Please write out every record below exactly as it stands.

[Collected data]
+ + + + +

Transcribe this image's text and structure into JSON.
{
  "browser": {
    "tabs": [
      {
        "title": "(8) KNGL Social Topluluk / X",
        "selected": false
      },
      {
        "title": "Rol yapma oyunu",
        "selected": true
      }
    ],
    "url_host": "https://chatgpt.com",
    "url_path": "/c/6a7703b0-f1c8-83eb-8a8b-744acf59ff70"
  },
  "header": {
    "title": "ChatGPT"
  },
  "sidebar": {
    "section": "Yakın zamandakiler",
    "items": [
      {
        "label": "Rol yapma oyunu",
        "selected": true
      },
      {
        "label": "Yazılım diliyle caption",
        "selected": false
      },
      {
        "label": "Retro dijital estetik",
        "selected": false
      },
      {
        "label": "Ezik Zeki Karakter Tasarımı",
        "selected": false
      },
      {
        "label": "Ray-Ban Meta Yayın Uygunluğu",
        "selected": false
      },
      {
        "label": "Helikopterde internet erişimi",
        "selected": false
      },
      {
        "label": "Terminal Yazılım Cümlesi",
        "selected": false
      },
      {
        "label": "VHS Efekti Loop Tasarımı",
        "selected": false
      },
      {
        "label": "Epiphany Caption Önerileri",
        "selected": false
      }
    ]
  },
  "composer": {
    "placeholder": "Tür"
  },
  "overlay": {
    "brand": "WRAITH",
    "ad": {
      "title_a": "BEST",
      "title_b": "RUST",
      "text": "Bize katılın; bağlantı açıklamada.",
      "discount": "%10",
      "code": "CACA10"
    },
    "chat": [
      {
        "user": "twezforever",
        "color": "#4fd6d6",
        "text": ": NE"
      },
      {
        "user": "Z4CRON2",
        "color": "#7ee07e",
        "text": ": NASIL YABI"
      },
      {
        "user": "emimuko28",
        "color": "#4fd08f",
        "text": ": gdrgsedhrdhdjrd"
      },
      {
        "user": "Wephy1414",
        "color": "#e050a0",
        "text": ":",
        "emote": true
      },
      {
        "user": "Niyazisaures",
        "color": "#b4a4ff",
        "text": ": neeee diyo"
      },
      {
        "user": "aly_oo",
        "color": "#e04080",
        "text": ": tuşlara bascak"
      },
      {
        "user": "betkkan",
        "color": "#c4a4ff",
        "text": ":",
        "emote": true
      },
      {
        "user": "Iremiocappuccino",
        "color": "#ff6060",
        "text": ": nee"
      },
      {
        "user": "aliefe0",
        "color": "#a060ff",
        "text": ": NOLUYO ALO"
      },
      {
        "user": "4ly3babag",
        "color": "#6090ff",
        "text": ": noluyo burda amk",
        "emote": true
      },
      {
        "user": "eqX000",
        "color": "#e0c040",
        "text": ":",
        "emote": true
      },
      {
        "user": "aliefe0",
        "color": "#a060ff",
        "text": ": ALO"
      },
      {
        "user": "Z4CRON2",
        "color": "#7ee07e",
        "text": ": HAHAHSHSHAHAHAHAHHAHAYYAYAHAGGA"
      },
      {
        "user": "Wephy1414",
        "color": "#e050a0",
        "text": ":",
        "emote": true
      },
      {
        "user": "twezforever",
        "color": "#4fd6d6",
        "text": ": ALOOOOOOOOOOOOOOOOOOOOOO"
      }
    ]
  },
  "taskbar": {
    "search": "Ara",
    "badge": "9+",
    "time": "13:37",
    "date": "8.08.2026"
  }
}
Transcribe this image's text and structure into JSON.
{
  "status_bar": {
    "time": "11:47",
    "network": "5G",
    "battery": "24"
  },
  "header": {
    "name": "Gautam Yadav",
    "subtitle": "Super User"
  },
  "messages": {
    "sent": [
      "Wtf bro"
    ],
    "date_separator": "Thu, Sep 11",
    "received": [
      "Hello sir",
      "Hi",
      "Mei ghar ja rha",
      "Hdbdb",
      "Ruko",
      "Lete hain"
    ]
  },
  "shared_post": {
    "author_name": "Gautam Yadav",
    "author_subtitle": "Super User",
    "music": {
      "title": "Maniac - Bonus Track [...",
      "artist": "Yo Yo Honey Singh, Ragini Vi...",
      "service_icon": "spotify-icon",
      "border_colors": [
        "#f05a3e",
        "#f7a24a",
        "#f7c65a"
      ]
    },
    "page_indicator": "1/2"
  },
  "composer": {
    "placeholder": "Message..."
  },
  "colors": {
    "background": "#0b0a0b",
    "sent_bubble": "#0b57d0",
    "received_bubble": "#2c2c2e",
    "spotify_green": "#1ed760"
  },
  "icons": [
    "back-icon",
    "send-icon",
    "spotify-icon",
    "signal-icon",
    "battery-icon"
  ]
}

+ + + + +

(Solution):
Transcribe this image's text and structure into JSON.
{
  "browser": {
    "tabs": [
      {
        "title": "(8) KNGL Social Topluluk / X",
        "selected": false
      },
      {
        "title": "Rol yapma oyunu",
        "selected": true
      }
    ],
    "url_host": "https://chatgpt.com",
    "url_path": "/c/6a7703b0-f1c8-83eb-8a8b-744acf59ff70"
  },
  "header": {
    "title": "ChatGPT"
  },
  "sidebar": {
    "section": "Yakın zamandakiler",
    "items": [
      {
        "label": "Rol yapma oyunu",
        "selected": true
      },
      {
        "label": "Yazılım diliyle caption",
        "selected": false
      },
      {
        "label": "Retro dijital estetik",
        "selected": false
      },
      {
        "label": "Ezik Zeki Karakter Tasarımı",
        "selected": false
      },
      {
        "label": "Ray-Ban Meta Yayın Uygunluğu",
        "selected": false
      },
      {
        "label": "Helikopterde internet erişimi",
        "selected": false
      },
      {
        "label": "Terminal Yazılım Cümlesi",
        "selected": false
      },
      {
        "label": "VHS Efekti Loop Tasarımı",
        "selected": false
      },
      {
        "label": "Epiphany Caption Önerileri",
        "selected": false
      }
    ]
  },
  "composer": {
    "placeholder": "Tür"
  },
  "overlay": {
    "brand": "WRAITH",
    "ad": {
      "title_a": "BEST",
      "title_b": "RUST",
      "text": "Bize katılın; bağlantı açıklamada.",
      "discount": "%10",
      "code": "CACA10"
    },
    "chat": [
      {
        "user": "twezforever",
        "color": "#4fd6d6",
        "text": ": NE"
      },
      {
        "user": "Z4CRON2",
        "color": "#7ee07e",
        "text": ": NASIL YABI"
      },
      {
        "user": "emimuko28",
        "color": "#4fd08f",
        "text": ": gdrgsedhrdhdjrd"
      },
      {
        "user": "Wephy1414",
        "color": "#e050a0",
        "text": ":",
        "emote": true
      },
      {
        "user": "Niyazisaures",
        "color": "#b4a4ff",
        "text": ": neeee diyo"
      },
      {
        "user": "aly_oo",
        "color": "#e04080",
        "text": ": tuşlara bascak"
      },
      {
        "user": "betkkan",
        "color": "#c4a4ff",
        "text": ":",
        "emote": true
      },
      {
        "user": "Iremiocappuccino",
        "color": "#ff6060",
        "text": ": nee"
      },
      {
        "user": "aliefe0",
        "color": "#a060ff",
        "text": ": NOLUYO ALO"
      },
      {
        "user": "4ly3babag",
        "color": "#6090ff",
        "text": ": noluyo burda amk",
        "emote": true
      },
      {
        "user": "eqX000",
        "color": "#e0c040",
        "text": ":",
        "emote": true
      },
      {
        "user": "aliefe0",
        "color": "#a060ff",
        "text": ": ALO"
      },
      {
        "user": "Z4CRON2",
        "color": "#7ee07e",
        "text": ": HAHAHSHSHAHAHAHAHHAHAYYAYAHAGGA"
      },
      {
        "user": "Wephy1414",
        "color": "#e050a0",
        "text": ":",
        "emote": true
      },
      {
        "user": "twezforever",
        "color": "#4fd6d6",
        "text": ": ALOOOOOOOOOOOOOOOOOOOOOO"
      }
    ]
  },
  "taskbar": {
    "search": "Ara",
    "badge": "9+",
    "time": "13:37",
    "date": "8.08.2026"
  }
}
Transcribe this image's text and structure into JSON.
{
  "status_bar": {
    "time": "11:47",
    "network": "5G",
    "battery": "24"
  },
  "header": {
    "name": "Gautam Yadav",
    "subtitle": "Super User"
  },
  "messages": {
    "sent": [
      "Wtf bro"
    ],
    "date_separator": "Thu, Sep 11",
    "received": [
      "Hello sir",
      "Hi",
      "Mei ghar ja rha",
      "Hdbdb",
      "Ruko",
      "Lete hain"
    ]
  },
  "shared_post": {
    "author_name": "Gautam Yadav",
    "author_subtitle": "Super User",
    "music": {
      "title": "Maniac - Bonus Track [...",
      "artist": "Yo Yo Honey Singh, Ragini Vi...",
      "service_icon": "spotify-icon",
      "border_colors": [
        "#f05a3e",
        "#f7a24a",
        "#f7c65a"
      ]
    },
    "page_indicator": "1/2"
  },
  "composer": {
    "placeholder": "Message..."
  },
  "colors": {
    "background": "#0b0a0b",
    "sent_bubble": "#0b57d0",
    "received_bubble": "#2c2c2e",
    "spotify_green": "#1ed760"
  },
  "icons": [
    "back-icon",
    "send-icon",
    "spotify-icon",
    "signal-icon",
    "battery-icon"
  ]
}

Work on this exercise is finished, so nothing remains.